That is what I found in my research for the book Race for Revival.
In 1973, Billy Graham led his largest “crusade” in South Korea, with 1.1 million people gathered at the Yoido Plaza in Seoul. Koreans recounted they were blessed at this revival, and 73,000 people made “decisions for Christ.” But that revival was also intertwined with the authoritarianism of the Park Chung Hee regime. At that revival, Koreans felt they could own their faith as Koreans, and that they could even outpace the religious accomplishments of white evangelicals like Graham, in a race for revival. At the same time, however, Koreans became intertwined in a global network that espoused colorblind spirituality. Without a theology or political vision to direct them otherwise (the Park regime had cracked down on political theologies critiquing the government), their revivalism nurtured spiritual growth to the exclusion of their collective liberation from US empire and political freedom from authoritarianism.

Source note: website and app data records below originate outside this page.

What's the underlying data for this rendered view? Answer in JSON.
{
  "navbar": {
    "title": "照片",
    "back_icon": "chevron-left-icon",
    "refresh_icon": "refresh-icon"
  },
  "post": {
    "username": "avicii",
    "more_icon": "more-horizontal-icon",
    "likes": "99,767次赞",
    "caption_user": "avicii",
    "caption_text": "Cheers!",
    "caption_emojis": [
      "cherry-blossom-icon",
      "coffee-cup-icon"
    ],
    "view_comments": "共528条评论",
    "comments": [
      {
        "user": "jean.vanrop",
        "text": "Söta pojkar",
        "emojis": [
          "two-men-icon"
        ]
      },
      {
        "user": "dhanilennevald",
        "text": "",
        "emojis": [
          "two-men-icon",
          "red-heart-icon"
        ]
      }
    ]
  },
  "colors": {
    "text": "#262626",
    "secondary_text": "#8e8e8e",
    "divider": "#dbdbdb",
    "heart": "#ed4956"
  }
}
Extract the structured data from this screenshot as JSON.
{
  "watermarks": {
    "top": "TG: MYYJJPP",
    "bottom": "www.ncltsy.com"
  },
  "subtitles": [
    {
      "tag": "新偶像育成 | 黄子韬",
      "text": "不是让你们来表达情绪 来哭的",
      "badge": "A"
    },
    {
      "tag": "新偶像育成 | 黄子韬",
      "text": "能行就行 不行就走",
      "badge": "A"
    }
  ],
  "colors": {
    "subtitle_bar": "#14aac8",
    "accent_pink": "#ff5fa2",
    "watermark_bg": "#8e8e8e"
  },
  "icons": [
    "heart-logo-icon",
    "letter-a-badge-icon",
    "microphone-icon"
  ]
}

But note that revivals did not always bend to the status quo in the history of modern Korean Christianity. In the aftermath of the 1907 Pyongyang revivals, a historic cohort of Korean Protestants used their faith to protest Japanese empire, defending the rights of colonized Koreans. Thus, we see that revival could function as a double-edged sword, leading to social change or defending the status quo. These historical examples from world Christianity shed light on the paradoxical politics of revival. And, they instruct us to ask of contemporary US revivals: What will come of the Asbury revivals? Will it result in a doubling down on the white Christian experience or will it result in collective repentance for white and Christian supremacy? Will it result in the uplifting of nonwhite Christian voices and experiences or will it become a reference point for white Christians to fuel a political vision to “take America back for God”?
Sometimes, it is the moment when one feels closest to God, amid a spiritual awakening, that also requires a chastening—to step back and ask: is this revival helping our neighbor? Is it leading to greater peace, justice and love for our neighbor or is it recentering the experiences of the racially and religiously privileged in America, for all of the world to witness? As I conclude in my book, “one race does not have a monopoly on revival.” But if one does not challenge such assumptions, with theological and political courage, even moments that seem most sacred, amid revival, have the potential to reinscribe the racially and politically profane.
As it turns out, the recent Asbury revivals may be more everyday occurrences in the US than the media suggests. Yet, in my estimation, what is special is that they present an opportunity for Gen Z attendees, and their educators, to act boldly—to experience a heartfelt piety that translates into social holiness, for peace, love and justice for all, not just for a select few.
Image by Bree Anne via Unsplash